Several months ago I read another informative, amusing, and at times exciting book by Michael Lewis: The Big Short. This is all about the economic crisis brought about by the securitization of subprime mortgages. It describes how a handful of people saw through the fraud and instability of the new financial "derivatives" and were able to make a lot of money by betting against most of Wall Street -- mostly by using Credit Default Swaps. (These are akin to insurance policies on securities, and were disastrously issued by companies like AIG.)
Mr. Lewis is the author of other enjoyable and instructive books on finance, including MoneyBall and Liar's Poker. I highly recommend them.

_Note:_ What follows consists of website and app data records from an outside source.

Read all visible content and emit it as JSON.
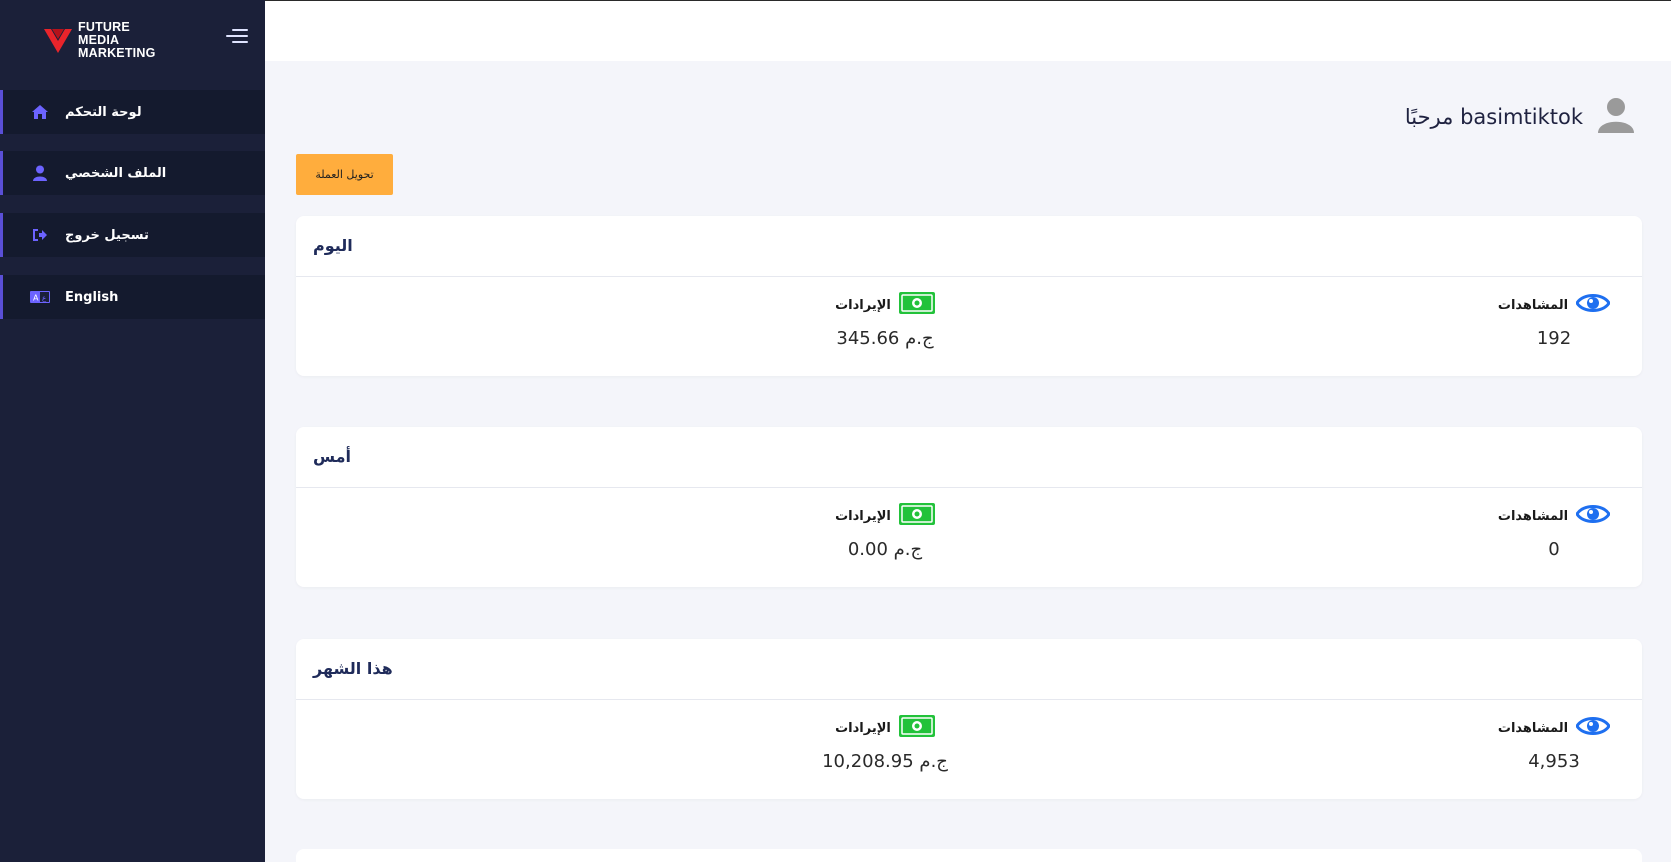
{
  "brand": {
    "logo_lines": [
      "FUTURE",
      "MEDIA",
      "MARKETING"
    ],
    "accent_color": "#e8242b"
  },
  "sidebar": {
    "items": [
      {
        "label": "لوحة التحكم",
        "icon": "home-icon"
      },
      {
        "label": "الملف الشخصي",
        "icon": "user-icon"
      },
      {
        "label": "تسجيل خروج",
        "icon": "logout-icon"
      },
      {
        "label": "English",
        "icon": "language-icon"
      }
    ]
  },
  "header": {
    "greeting": "مرحبًا basimtiktok"
  },
  "actions": {
    "convert_currency": "تحويل العملة"
  },
  "cards": [
    {
      "title": "اليوم",
      "views_label": "المشاهدات",
      "views": "192",
      "revenue_label": "الإيرادات",
      "revenue": "345.66 ج.م"
    },
    {
      "title": "أمس",
      "views_label": "المشاهدات",
      "views": "0",
      "revenue_label": "الإيرادات",
      "revenue": "0.00 ج.م"
    },
    {
      "title": "هذا الشهر",
      "views_label": "المشاهدات",
      "views": "4,953",
      "revenue_label": "الإيرادات",
      "revenue": "10,208.95 ج.م"
    }
  ],
  "colors": {
    "sidebar_bg": "#1b2039",
    "nav_active": "#141a2e",
    "nav_icon": "#6c63ff",
    "button_bg": "#ffad3d",
    "money_icon": "#22c23a",
    "eye_icon": "#1e6ff0"
  }
}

Also, today's NY Times has a column by Yves Smith pointing out that it is the self-inflicted wounds of Wall Street and investment banking -- in particular, the rapacious mortgage and mortgage securitization profiteers -- that is largely responsible for the current skyhigh unemployment rate. Big money apologists have been trying, as usual, to "blame it on the victims" by declaring that the unemployed are simply unqualified to hold down jobs in the "new economy." This invention of "structural unemployment" is as phony as a $3 bill as Mr. Smith points out.